  3. Phil Sage says:

    …as the new law aims to include those associated to Organised Crime Groups, those that often rely on ‘turning a blind eye’ or ‘I didn’t know gov’ as a defence, (providing the person ‘knows or reasonably suspects’ and the boys in blue have evidence to prove otherwise, same as some existing offences), this may not be a bad thing. Committing a crime ‘by omission’ something U.S. Law has recognised for a long time can only be a good string added to the bow to ensure the arrows hits those who grease the wheels of OCG’s without getting their hands dirty., it’s not the smurfs to worry about, it’s those that make the smurfs!

    • Dear Phil
      Welcome to the blog, and thank you for this very pertinent summing up of the benefits of the new offence. Police, investigators and MLROs have long complained about being able only to put the foot soldiers out of business, not those pulling the strings (if a foot soldier has strings…), so this may well help.
      Please do keep reading and commenting!
      Best wishes from Susan

  4. Pingback: Taking the criminal temperature | I hate money laundering

  5. Pingback: Always take legal advice | I hate money laundering

Leave a Reply

Fill in your details below or click an icon to log in: Logo

You are commenting using your account. Log Out /  Change )

Twitter picture

You are commenting using your Twitter account. Log Out /  Change )

Facebook photo

You are commenting using your Facebook account. Log Out /  Change )

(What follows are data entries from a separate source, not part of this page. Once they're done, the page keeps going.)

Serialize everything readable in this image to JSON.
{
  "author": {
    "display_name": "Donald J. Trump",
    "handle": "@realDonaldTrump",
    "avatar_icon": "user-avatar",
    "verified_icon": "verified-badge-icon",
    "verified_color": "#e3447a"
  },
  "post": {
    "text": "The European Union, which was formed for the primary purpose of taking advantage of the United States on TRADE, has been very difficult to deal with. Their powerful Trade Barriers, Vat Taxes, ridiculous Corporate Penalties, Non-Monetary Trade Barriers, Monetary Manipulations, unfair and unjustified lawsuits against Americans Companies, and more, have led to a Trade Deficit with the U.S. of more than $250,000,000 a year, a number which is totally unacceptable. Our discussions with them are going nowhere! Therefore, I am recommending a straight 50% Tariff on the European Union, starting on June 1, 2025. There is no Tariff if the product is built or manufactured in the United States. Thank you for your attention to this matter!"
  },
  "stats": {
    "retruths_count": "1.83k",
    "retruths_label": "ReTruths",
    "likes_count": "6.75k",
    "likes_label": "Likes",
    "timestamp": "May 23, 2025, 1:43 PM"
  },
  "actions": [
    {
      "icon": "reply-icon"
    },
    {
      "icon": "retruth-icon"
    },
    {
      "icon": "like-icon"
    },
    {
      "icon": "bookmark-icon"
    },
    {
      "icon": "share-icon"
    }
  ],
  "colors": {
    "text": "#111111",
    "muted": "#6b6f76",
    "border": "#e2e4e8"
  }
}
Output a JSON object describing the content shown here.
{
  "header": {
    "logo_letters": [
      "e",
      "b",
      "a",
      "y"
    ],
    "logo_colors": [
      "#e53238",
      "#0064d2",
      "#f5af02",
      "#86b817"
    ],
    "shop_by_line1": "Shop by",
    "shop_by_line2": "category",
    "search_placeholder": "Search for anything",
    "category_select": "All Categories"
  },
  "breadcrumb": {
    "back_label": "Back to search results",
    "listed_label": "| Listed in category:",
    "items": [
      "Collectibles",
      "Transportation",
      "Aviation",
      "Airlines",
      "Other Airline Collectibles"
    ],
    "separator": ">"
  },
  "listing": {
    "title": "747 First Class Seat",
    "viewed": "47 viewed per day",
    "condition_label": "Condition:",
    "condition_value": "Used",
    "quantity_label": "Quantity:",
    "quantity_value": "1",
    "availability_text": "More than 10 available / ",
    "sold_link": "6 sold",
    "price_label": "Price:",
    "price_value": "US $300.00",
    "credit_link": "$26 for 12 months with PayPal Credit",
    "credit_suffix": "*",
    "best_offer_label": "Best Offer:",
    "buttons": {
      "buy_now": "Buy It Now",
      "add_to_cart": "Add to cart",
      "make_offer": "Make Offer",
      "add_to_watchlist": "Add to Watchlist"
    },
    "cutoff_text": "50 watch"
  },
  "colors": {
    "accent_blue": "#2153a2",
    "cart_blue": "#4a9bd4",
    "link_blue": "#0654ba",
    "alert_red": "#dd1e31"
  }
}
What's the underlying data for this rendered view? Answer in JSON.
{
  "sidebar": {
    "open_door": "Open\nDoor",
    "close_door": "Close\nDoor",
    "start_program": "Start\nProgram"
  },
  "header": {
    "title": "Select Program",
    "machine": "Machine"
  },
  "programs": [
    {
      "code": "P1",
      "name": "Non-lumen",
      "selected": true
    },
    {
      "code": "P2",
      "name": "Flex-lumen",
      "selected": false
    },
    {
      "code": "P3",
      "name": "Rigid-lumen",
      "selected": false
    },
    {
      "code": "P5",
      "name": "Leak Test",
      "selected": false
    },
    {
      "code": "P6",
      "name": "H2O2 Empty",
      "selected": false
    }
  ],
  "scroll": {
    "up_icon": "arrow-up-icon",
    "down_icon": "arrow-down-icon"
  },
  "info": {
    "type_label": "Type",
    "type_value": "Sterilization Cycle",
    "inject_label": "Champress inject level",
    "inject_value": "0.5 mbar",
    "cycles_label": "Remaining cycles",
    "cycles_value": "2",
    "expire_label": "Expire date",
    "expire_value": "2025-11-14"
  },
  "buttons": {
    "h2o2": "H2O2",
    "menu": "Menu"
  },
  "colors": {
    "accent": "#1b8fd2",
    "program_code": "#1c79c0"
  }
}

Connecting to %s

This site uses Akismet to reduce spam. Learn how your comment data is processed.